Those who would hijack the legal institutions shielding society from Wall Street perfidy must also hijack the political institutions providing them oversight, and hijack the discourse about those legal and political institutions, and hijack the social institutions mediating that discourse. The capture must run deep to be stable. So deep, in fact, that records of the past become untrustworthy.
The records of the past have in fact become untrustworthy. Stories have disappeared from databases and video clips from websites. It has happened as recently as this week: a clip to which “The Story of Deep Capture” linked as evidence stopped working. And just today has begun a new round of clogging the discourse regarding our claims (the simple difference between legal short-selling and illegal stock counterfeiting being too fine a distinction for almost any journalist to recognize when characterizing my position).
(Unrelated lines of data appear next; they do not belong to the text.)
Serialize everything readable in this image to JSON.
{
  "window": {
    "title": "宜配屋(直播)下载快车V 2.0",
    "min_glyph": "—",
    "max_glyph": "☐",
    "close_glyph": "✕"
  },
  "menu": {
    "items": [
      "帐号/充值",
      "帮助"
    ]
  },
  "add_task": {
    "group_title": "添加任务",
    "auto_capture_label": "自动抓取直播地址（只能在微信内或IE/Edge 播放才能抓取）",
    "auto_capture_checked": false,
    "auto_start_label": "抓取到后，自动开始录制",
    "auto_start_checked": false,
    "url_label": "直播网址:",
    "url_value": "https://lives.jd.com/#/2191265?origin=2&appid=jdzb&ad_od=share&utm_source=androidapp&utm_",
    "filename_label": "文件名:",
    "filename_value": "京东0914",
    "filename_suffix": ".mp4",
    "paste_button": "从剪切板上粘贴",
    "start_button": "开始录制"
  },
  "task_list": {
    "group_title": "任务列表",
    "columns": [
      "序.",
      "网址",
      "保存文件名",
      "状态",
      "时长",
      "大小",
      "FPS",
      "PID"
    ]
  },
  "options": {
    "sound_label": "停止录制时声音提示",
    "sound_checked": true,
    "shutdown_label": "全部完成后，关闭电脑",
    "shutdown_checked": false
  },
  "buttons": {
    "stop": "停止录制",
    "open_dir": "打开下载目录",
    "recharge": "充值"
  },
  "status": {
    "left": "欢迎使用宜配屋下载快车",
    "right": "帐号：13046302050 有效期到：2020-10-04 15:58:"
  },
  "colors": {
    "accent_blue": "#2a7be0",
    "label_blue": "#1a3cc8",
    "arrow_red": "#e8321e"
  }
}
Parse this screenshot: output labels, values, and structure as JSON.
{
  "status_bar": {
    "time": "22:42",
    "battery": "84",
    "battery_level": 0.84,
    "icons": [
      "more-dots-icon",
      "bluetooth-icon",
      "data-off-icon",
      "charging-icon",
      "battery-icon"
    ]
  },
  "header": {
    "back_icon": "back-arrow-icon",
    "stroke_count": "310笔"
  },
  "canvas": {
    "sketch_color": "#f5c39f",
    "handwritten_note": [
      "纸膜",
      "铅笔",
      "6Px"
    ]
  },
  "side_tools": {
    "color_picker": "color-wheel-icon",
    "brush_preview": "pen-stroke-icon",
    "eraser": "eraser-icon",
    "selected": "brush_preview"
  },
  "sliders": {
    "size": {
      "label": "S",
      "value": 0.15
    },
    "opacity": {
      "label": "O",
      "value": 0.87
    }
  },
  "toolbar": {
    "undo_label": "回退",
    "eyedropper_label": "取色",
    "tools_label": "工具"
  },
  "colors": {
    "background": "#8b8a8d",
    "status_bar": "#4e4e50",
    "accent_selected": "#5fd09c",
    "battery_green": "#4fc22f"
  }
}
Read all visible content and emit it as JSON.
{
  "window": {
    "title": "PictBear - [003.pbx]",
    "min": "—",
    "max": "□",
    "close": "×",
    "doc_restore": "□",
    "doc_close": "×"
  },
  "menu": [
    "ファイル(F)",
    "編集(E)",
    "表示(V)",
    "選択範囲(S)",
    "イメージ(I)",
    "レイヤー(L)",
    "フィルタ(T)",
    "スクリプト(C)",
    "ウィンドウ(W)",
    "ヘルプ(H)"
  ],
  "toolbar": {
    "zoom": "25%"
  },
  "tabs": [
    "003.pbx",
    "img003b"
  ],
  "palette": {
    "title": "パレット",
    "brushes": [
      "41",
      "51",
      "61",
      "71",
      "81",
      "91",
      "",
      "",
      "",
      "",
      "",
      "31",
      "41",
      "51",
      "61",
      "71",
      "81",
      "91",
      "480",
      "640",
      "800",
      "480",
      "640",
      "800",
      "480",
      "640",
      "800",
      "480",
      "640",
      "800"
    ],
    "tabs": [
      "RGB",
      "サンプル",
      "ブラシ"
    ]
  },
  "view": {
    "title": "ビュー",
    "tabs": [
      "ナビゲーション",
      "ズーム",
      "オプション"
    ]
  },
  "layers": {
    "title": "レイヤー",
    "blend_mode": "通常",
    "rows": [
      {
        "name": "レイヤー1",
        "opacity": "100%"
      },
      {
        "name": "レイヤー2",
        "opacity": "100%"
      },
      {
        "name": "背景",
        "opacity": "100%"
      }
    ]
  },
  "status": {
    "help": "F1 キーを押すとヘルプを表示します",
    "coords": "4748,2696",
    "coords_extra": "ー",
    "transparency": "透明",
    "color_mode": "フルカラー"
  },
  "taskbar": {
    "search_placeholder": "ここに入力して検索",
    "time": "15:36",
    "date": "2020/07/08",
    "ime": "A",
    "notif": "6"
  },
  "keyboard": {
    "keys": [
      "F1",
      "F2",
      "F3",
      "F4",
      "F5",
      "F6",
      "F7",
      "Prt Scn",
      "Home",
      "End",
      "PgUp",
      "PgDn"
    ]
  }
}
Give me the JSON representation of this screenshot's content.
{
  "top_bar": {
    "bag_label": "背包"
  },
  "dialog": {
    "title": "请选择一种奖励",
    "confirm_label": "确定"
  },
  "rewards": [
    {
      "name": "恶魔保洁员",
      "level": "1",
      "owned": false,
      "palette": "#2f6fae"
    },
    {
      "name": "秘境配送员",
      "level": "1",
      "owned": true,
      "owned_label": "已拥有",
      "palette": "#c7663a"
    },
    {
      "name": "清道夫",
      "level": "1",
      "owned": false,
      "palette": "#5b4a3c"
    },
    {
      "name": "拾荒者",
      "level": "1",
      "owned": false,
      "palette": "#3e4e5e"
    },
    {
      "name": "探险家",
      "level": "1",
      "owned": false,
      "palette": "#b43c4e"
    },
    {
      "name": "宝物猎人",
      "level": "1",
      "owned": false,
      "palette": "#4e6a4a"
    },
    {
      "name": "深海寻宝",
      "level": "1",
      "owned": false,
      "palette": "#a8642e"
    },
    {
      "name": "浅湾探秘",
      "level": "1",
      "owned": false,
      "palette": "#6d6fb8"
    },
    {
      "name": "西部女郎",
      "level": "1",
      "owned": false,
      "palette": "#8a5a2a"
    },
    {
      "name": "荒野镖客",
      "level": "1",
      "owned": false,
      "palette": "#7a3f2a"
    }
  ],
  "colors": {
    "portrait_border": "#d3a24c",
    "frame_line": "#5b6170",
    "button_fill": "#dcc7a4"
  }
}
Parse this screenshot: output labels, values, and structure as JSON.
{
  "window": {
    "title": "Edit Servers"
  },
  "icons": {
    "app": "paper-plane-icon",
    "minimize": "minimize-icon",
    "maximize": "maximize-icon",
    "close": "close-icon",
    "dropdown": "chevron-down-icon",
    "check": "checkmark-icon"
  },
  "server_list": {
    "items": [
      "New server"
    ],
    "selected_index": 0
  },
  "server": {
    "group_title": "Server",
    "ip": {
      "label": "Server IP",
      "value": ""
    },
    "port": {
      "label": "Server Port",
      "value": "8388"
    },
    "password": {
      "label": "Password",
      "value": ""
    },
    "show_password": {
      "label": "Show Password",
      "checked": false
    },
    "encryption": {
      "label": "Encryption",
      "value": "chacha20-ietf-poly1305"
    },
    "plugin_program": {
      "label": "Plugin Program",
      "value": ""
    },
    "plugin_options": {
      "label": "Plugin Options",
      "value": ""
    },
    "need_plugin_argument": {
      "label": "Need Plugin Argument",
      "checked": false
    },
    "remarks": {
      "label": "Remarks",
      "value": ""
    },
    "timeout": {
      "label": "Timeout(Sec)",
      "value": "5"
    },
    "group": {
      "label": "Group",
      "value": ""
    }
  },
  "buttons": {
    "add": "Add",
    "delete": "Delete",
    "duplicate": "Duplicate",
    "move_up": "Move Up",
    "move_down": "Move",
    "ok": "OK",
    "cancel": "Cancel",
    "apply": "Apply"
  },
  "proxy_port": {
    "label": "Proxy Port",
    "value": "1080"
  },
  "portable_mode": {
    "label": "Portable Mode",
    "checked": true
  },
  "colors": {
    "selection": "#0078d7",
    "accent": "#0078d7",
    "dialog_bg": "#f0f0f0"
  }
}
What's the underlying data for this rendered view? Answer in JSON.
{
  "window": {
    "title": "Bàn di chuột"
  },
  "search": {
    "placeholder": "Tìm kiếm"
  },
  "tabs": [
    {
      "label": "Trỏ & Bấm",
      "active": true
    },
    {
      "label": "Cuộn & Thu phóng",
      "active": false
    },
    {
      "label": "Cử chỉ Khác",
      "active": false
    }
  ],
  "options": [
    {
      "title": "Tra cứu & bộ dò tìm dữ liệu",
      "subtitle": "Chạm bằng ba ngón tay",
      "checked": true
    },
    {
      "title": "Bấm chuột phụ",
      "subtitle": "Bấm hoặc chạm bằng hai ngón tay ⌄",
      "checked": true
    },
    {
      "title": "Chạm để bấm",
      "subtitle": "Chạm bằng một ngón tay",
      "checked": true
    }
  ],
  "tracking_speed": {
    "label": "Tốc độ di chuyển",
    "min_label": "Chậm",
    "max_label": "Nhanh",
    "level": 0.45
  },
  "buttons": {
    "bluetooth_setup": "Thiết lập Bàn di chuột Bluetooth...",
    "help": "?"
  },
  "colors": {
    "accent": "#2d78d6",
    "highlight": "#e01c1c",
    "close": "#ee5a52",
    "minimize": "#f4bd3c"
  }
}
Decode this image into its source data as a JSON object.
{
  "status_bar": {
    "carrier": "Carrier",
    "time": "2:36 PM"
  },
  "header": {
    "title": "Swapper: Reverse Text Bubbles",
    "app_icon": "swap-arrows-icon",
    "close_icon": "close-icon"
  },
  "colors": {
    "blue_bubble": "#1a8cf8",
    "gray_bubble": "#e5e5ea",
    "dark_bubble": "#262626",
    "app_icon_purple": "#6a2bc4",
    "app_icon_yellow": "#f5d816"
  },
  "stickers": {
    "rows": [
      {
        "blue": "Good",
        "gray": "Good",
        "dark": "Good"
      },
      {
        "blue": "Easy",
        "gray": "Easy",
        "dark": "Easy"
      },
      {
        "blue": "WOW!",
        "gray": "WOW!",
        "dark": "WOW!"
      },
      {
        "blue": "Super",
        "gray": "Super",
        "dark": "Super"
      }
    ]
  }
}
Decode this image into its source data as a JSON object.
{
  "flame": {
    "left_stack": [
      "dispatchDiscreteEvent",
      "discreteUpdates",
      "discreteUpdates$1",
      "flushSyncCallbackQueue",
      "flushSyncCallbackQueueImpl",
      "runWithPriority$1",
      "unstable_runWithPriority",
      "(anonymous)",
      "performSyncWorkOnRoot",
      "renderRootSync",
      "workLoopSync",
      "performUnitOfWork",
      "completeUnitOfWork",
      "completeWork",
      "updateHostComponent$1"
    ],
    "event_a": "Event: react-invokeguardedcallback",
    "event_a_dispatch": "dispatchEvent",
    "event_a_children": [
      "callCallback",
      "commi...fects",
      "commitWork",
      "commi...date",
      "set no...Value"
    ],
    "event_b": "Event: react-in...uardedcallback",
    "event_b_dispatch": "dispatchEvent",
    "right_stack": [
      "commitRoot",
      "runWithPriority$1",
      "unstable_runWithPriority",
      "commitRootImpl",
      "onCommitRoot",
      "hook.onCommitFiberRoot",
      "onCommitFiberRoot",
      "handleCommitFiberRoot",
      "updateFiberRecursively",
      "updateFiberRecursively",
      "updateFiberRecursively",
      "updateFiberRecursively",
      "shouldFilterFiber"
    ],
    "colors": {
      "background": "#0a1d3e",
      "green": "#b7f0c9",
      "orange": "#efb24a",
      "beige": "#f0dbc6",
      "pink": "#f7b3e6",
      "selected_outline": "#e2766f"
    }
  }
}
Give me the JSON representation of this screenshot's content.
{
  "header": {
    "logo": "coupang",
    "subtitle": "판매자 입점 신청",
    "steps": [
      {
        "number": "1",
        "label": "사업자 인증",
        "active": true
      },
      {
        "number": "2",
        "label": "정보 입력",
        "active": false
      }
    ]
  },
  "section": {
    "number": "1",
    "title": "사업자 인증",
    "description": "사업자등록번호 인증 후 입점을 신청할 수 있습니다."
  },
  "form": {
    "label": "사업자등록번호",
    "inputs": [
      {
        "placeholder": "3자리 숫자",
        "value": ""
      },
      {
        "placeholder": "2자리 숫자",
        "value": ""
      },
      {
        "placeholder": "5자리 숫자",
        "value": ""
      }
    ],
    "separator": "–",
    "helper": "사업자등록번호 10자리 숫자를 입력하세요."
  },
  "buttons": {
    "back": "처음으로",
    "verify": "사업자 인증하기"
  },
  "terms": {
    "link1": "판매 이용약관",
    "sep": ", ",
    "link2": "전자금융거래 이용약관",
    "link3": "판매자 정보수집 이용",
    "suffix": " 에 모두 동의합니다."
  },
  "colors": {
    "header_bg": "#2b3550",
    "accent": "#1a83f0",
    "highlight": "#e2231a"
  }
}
This chapter is meant to remedy that situation. It will serve as an archive of material to which the rest of DeepCapture may link, with little editorial comment. Those who wish to take issue with DeepCapture’s archiving and deconstruction of their copyrighted articles and videos (and, perhaps, emails) know where to find us.